Kremlin 'dividing civil society into good and bad': EU advisor
Russia is making an error by dividing civil society into "good and bad" elements with a sequence of tough laws, the president of the European Economic and Social Committee (EESC) told AFP Friday.
Henri Malosse, president of the EESC, a Brussels-based consultative body of the European Union that aims to promote links with civil society, said in Moscow that Russia's leaders were tightening the screws in response to an increasingly dynamic society.
"They (the authorities) made a mistake to divide civil society into good and bad. Civil society does not divide itself up," Malosse said in an interview.
"They (the authorities) are trying to demonise certain organisations that are political and financed from abroad and promote organisations that unfortunately are not very credible."
"I think that is an error," he said.
Malosse pointed to the new law that forces foreign NGOs financed from abroad to register as foreign agents, which he said was "absurd".
He retorted: "If an organisation is financed by the Kremlin then you should say it is an 'agent of the Kremlin'."
Observers have noted an intensifying crackdown against the opposition in Russia since President Vladimir Putin returned to the Kremlin in May 2012 for a third term.

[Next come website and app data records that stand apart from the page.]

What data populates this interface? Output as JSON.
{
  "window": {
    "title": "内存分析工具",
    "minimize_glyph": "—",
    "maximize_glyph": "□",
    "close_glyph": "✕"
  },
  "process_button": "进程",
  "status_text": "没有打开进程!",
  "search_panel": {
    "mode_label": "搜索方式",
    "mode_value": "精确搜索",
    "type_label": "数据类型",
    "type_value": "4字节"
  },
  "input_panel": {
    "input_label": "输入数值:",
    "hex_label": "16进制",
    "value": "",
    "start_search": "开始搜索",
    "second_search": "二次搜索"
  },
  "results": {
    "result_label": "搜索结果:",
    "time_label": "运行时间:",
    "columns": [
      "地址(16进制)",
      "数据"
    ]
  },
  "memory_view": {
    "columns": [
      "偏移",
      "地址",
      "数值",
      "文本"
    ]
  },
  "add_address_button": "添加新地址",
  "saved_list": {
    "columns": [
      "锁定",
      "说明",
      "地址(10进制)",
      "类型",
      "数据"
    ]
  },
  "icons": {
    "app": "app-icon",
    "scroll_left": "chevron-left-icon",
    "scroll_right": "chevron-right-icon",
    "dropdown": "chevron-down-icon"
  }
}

Earlier this month, top opposition leader Alexei Navalny was handed a five year jail sentence in a case widely seen as politically motivated. He was later released pending appeal.
Malosse, who met government and foreign ministry representatives on his visit to Russia, also in a rare move for a foreign visitor attended the traditionally pro-Kremlin Lake Seliger summer youth camp.
"There is a tightening-up as they understand the economy is not very good and the protest movement could expand in society," Malosse said.
"Society is changing and they are worried. And they do not want us to interfere."
But Malosse added that he did not believe the Russian authorities were completely deaf to Europe's opinions on its attitudes to civil society.
"They want to keep the door open in their exchanges with us... They want to have exchanges with us but without risks."
© 2013 AFP